“If you are to be my disciple,” says Jesus, “you have to love your enemies, you have to mingle with those who are considered unclean, and most of all, you have to give up your life and take on a radically different and new life.”
“Take up your cross,” he says. And that’s not about putting up with aches and pains. It’s about self-sacrifice. It’s about giving your life for a purpose larger than yourself. This is what it means to follow Jesus. It’s not easy. It’s not the simple solution, but it is the high moral ground, the higher calling.
This is what makes, Jesus’ followers – which is to say, it’s what makes the church – this church! – different from a social club.
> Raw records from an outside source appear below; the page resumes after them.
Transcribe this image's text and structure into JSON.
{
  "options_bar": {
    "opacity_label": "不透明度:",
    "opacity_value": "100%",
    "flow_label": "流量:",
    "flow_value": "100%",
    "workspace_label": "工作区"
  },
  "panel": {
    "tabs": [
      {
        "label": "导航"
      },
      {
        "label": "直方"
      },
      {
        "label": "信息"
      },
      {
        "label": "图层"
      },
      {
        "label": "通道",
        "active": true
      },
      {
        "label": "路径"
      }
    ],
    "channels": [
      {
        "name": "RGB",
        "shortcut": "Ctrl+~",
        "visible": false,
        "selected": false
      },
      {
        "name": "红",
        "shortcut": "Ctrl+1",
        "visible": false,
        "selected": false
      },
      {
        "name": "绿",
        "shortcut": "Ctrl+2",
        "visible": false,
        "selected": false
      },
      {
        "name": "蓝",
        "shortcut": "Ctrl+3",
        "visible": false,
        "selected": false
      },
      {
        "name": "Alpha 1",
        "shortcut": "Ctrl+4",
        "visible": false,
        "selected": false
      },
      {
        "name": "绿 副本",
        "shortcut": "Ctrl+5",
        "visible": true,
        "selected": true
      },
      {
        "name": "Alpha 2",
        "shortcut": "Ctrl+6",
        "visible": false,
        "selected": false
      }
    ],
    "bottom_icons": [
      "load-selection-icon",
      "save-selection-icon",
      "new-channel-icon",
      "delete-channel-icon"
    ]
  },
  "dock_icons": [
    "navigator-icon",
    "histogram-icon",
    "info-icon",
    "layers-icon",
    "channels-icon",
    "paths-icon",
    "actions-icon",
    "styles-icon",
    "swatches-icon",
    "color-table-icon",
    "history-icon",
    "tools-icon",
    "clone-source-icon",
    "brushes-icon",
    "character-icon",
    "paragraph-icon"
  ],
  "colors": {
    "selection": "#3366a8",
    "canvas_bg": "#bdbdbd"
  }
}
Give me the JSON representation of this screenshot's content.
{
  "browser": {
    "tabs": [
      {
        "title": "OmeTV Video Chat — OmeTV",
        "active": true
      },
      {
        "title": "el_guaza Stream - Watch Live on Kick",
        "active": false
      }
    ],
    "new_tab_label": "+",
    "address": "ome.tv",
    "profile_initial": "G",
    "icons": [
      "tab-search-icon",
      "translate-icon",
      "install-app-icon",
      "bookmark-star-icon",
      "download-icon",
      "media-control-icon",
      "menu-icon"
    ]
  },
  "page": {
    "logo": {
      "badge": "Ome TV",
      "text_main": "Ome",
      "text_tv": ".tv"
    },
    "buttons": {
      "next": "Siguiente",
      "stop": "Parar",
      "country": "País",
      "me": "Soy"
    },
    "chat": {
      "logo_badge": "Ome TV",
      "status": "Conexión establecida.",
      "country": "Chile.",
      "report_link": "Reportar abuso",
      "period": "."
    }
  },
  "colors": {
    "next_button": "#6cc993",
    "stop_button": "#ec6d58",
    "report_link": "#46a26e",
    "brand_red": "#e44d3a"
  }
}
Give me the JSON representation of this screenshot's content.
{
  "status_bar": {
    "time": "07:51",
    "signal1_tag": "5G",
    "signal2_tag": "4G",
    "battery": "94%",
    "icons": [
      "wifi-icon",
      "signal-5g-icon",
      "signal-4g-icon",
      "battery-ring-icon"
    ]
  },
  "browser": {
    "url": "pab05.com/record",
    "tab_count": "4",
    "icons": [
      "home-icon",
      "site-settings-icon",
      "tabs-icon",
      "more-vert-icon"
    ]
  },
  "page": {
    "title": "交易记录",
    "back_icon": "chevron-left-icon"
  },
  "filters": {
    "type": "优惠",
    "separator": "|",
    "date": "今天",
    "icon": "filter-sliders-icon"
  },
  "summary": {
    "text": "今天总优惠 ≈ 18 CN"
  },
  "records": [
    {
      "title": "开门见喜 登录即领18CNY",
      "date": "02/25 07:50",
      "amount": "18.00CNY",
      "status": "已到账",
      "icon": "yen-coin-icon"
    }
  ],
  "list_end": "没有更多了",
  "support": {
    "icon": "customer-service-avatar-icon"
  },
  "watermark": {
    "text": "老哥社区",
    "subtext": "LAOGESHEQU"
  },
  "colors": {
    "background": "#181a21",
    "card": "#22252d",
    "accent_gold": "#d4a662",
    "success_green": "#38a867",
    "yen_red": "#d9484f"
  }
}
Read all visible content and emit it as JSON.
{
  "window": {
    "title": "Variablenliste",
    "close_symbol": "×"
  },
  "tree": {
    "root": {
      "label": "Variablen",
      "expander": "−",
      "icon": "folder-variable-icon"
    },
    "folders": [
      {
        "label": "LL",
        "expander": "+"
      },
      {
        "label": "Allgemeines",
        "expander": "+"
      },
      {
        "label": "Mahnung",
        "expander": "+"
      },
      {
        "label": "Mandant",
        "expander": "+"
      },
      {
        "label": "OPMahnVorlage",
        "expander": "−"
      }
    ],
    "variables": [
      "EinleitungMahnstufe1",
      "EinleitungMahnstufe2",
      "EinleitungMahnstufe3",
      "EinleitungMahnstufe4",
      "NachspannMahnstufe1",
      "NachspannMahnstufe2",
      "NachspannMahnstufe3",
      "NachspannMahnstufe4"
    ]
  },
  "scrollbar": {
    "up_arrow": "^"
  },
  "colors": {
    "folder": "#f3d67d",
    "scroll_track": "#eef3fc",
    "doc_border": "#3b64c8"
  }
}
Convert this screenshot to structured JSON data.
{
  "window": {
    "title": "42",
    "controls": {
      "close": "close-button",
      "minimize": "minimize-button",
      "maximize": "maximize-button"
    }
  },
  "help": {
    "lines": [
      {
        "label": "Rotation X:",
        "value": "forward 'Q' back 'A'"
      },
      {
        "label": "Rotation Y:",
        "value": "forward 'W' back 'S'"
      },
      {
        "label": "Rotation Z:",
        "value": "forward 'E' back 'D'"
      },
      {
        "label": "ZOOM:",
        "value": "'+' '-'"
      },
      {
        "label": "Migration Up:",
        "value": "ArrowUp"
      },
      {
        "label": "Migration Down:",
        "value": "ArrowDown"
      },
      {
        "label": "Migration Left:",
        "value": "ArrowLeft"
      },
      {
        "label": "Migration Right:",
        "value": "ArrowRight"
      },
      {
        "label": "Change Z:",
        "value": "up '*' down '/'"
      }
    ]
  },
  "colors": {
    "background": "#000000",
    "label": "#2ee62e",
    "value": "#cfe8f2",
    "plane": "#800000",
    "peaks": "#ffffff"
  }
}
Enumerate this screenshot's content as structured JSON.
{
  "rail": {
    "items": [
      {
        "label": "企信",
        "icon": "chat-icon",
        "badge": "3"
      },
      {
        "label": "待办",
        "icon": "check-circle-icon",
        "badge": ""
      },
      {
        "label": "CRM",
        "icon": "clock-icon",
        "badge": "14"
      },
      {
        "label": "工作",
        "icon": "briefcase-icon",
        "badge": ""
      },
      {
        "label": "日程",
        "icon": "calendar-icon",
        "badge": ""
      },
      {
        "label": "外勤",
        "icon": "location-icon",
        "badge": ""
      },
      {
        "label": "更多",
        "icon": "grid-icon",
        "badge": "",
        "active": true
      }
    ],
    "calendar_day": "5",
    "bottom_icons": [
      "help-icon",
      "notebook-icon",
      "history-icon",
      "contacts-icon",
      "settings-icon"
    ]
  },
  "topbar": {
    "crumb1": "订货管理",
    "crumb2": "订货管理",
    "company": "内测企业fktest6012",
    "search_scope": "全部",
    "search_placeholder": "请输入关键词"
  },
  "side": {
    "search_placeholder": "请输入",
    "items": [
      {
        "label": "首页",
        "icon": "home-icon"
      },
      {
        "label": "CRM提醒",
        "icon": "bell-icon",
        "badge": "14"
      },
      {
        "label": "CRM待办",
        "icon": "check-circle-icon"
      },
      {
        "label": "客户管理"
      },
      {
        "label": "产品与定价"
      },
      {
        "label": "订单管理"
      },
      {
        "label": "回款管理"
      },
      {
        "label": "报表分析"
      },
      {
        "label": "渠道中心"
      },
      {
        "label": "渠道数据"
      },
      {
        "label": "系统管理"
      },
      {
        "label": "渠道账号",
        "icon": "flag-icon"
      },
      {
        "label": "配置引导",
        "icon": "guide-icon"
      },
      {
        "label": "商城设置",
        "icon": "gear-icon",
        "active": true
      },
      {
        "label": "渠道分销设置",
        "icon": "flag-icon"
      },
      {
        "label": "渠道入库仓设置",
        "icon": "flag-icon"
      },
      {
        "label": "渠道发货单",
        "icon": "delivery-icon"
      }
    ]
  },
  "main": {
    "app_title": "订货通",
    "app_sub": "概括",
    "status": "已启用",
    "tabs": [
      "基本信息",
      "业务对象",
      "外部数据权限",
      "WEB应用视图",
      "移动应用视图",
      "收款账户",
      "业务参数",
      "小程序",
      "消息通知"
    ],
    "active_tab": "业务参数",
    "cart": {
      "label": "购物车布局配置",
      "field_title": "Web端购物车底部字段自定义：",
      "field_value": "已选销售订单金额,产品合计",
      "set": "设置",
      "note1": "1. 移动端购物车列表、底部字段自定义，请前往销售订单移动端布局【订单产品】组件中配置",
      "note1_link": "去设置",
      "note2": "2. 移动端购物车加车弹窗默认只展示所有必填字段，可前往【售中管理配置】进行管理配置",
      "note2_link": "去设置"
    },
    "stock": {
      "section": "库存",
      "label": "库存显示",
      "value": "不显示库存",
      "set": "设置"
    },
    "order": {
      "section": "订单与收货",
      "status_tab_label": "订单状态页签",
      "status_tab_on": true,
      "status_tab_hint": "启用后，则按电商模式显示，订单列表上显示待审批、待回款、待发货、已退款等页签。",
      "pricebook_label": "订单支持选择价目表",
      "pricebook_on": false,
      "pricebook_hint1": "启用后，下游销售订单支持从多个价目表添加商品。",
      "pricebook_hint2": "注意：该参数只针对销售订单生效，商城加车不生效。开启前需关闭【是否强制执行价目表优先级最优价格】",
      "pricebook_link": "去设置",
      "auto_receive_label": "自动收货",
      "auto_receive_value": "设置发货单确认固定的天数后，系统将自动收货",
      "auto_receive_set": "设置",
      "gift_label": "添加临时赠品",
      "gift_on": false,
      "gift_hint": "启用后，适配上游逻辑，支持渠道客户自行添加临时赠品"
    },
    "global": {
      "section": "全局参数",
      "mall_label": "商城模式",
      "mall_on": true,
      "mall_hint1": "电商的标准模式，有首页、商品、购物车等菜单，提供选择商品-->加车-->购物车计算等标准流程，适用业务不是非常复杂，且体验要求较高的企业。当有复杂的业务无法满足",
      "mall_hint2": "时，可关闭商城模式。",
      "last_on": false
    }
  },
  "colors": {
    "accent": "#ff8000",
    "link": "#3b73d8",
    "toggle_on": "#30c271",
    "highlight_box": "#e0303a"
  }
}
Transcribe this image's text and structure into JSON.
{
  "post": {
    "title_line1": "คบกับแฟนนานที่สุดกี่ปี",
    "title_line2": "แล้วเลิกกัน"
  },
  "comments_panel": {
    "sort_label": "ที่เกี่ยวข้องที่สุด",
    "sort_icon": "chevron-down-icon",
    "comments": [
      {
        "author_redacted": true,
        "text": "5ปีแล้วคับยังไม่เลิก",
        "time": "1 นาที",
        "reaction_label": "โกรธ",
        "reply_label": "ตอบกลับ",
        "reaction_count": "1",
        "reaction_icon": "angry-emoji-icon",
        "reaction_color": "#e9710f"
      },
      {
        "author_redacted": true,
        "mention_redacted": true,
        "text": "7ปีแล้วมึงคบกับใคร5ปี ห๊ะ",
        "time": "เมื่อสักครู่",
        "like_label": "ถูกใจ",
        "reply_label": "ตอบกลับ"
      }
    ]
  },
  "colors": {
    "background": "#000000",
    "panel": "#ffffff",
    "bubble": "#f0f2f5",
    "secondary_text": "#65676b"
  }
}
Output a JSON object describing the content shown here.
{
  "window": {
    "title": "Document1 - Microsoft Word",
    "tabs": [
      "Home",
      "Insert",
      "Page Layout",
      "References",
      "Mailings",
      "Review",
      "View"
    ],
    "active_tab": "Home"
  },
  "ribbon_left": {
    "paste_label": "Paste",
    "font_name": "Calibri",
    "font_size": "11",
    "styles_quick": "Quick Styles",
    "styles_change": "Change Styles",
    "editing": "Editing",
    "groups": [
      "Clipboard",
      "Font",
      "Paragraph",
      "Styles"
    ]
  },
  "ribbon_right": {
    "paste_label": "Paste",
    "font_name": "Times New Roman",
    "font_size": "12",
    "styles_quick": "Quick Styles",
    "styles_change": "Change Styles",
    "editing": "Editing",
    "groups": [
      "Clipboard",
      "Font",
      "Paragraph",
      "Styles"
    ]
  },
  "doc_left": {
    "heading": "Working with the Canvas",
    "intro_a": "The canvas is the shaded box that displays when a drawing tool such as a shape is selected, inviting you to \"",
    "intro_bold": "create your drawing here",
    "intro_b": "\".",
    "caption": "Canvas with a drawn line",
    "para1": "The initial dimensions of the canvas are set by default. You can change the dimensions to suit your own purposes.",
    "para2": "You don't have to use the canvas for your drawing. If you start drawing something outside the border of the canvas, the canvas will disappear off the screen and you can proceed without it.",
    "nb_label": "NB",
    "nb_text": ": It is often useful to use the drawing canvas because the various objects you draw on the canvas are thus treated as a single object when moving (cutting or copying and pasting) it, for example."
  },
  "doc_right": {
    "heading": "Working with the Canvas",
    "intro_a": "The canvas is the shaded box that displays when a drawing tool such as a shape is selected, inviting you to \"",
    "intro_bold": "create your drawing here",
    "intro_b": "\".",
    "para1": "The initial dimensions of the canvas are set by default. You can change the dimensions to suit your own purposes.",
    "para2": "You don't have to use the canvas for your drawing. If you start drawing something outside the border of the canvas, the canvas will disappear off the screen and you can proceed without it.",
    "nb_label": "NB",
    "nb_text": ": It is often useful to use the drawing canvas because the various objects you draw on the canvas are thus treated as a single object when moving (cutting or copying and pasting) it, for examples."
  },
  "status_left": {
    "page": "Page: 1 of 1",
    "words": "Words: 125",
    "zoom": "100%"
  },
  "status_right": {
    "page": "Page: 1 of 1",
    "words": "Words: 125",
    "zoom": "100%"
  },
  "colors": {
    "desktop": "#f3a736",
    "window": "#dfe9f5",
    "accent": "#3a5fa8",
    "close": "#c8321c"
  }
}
After the infamous terrorist attacks on our country, marked this past week, I saw a story on one of the news programs. They were devoting a portion of the broadcast in memory of those who lost their lives in the attacks on the World Trade Center and the Pentagon. There were two women out of Boston who were the focus of the story. These women, and one of them had a little girl with her, had planned a vacation to Los Angeles. Initially, all three of these people were on the same flight, but one of the women decided to use her husband’s frequent flyer miles and she was placed on a different flight.
As it turns out, the woman with the little girl was on the first plane that hit the World Trade Center, and her best friend was on that second plane. Their families, in response to this tragedy, exhibited to the world what it means to really be a follower of Jesus Christ. Instead of responding with anger and vengeance, as so many did, these two families came together and decided to establish a foundation in the little girl’s name that would teach peace, tolerance, and understanding to children here in our country. I am sure this was a difficult decision for those families to make, but following Jesus is always difficult.
Friends, I expect in the week to come, you may be faced with your own difficult decisions. I hope not as hard as dealing with another 9/11. But I know many of us have relatives and friends, personal ties to the unfolding disaster of hurricane Florence. Maybe you’re contemplating a decision about your health care for someone you love. Maybe a decision about taking a trip, or a new job. Maybe a decision at work or school. As you make those decisions this week, I believe Jesus is really asking you through those questions: Who do you say that I am? And will you lay down your life with me?
Questions like who is the greatest, who is the richest, who has the best grades, who has the highest IQ, how can I come out ahead — these are questions we hear all the time, and we know how to answer them. They have pretty easy answers. But as disciples of Jesus Christ, we have to realize that preference is given to the outsiders, the outcasts, the poor, the helpless, the rejected, the disabled, the scorned. Jesus declares that “the kingdom of God belongs to such as these.”
Today we are on the road with Jesus, and he has paused and turned to us, and he is asking us: Who do you say that I am?
When we answer, we are really saying more about who we are than about who he is.
Jesus, after all is the Son of God — the Messiah, regardless of what we say. But who are we? Are we ready to give ourselves over to his higher calling, and to become the living, breathing miracles, the help and hope and blessing of those around us who still today are downcast, alone and wondering if there really is a God who cares.